A research project of the Department of Archaeology.
Skeletal analysis is very revealing of the health status of individuals over their life-span. Skeletal indicators of physiological poor health include porotic hyperostosis/cribra orbitalia, enamel hypoplasia, periostitis, long bone growth and stature. Dr. Becky Gowland was recently lead researcher on a British Academy funded project with Professor Peter Garnsey (University of Cambridge) on a project that sought to investigate the health status of the inhabitants of Rome, from their skeletal remains, during the early centuries AD (Life, death and society in Ancient Rome through palaeoanthropology and archaeology). Becky is building on the results of this research through a further collaborative project with Professor Garnsey which critically re-evaluates the evidence for adult stature from the Roman Empire and the implications of this evidence for diet and living environment.

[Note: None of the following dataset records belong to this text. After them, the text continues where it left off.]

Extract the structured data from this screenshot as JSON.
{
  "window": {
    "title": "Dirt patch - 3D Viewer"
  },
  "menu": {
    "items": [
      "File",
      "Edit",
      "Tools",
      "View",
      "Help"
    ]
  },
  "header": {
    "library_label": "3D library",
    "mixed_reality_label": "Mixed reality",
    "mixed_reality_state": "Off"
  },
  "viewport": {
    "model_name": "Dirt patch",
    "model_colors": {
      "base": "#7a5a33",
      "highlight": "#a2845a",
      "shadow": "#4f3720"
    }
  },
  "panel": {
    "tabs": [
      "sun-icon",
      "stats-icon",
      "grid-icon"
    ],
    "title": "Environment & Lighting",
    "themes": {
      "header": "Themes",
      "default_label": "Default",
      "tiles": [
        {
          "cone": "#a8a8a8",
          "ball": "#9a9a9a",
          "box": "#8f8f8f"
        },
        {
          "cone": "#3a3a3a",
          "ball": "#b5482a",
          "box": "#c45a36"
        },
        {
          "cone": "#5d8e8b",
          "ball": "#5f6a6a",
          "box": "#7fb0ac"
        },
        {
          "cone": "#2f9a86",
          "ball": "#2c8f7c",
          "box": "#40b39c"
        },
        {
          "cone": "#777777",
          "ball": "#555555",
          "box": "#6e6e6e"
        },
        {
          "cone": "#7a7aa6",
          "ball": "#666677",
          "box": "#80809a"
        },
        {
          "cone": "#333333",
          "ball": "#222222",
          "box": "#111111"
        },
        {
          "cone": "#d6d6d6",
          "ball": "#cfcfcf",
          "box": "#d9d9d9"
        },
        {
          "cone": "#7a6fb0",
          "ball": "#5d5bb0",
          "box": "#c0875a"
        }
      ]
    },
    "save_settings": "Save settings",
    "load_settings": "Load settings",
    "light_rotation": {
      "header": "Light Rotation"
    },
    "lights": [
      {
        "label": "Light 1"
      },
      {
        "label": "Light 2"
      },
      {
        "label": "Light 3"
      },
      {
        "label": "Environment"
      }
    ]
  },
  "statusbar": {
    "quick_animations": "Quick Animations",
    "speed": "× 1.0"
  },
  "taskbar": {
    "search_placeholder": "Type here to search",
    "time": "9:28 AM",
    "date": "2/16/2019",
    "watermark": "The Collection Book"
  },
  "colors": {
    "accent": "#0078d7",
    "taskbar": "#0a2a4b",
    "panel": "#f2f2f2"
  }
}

Becky is also undertaking a collaborative project with Dr Rebecca Redfern (Museum of London) investigating urban life, identity and immigration in Roman London through the analysis of the skeletal remains of the people who lived there. During the Roman occupation of Britain, London (Londinium) operated as a pivotal conduit between this province and the Empire. Over the past few decades Londinium has been extensively excavated, uncovering substantial cemetery sites displaying rich and varied funerary practices within and around the City. While much of this evidence (archaeological and skeletal) has been presented in summary form it has yet to be the subject of large-scale interpretive analysis. A unique aspect of the cemetery data from Londinium is that it spans the entire duration of Roman occupation. Elsewhere in Britain inhumation data is heavily skewed to just the 3rd and 4th centuries AD. Through anthropological, isotopic and archaeological analysis of burials, we are investigating the population composition, health and social identities of the inhabitants during the development and subsequent demise of this key urban centre. Our findings will make a crucial contribution to the re-development of the Roman gallery at the Museum of London, due for completion in 2015.
Edited works: contributions
- Redfern, R. C. & Gowland, R. L. (2012). A bioarchaeological perspective on the pre-adult stages of the life course: implications for the care and health of children in the Roman Empire. In Families in the Roman and Late Antique World. Harlow, M. & Larsson Loven, L. Continuum. 111-140.
Journal papers: academic
- Gowland, R. L. & Garnsey, P. (2010). Skeletal evidence for health, nutritional status and malaria in Rome and the empire. Journal of Roman Archaeology Supplement 78: 131-156.
- Gowland, R. L. & Redfern, R. C. (2010). Childhood health in the Roman World: perspectives from the centre and margin of the Empire. Childhood in the Past: An International Journal 3: 15-42.